I once worked with a physician in New York, who after struggling with personal issues, made it to Vieques. He tended bar and made a new beginning. Life caught up with him there as well, his adventures now the subject of a book (autobiography)

One morning, our little gang (Mom, Dawn, niece and I) arrived at a remote beach. You have to travel a pretty challenging road, with a four- wheel drive to get to Navio beach. It is one of our favorites. An exposed beach, plenty of surf and caves to explore. One time, we met a young man, doing yoga on the beach. His beat- up van was nearby, likely his camp for the night. He was getting ready for the day, yoga and a swim. He had long hair, no clothing on, and seemed very relaxed and happy. My Mom said, “Wow, he is a great swimmer”.  My sister and I looked at each other, smiled and thought “Sean”.

I didn’t want to bring Sean to Vieques, I thought he would be lost forever. A vagabond for good. I knew the medical facilities weren’t great, especially the mental health care. Sean spoke some Spanish, maybe enough to get around, I don’t know.

The idea of him being lost was terrifying. It was something I worked through in therapy, I could cope with him being out of contact with our family, if I knew he was well. I knew some people with substance use and mental health struggles needed to be away from their family of origin to become well.  A chance to find a chosen family.  It certainly was preferable to an overdose death.

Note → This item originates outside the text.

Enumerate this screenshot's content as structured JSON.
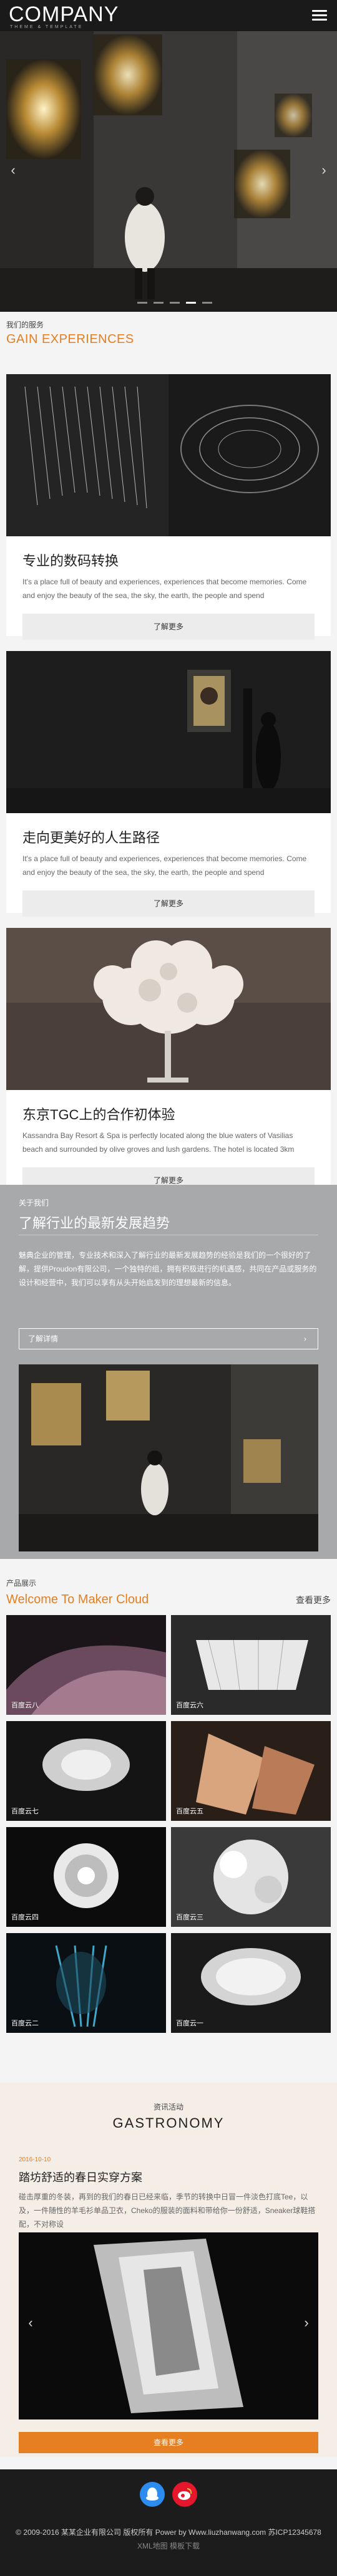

So Sean lives on, in our hearts and minds, and in some, their real-life organs (his heart, liver and kidneys). A vagabond forever.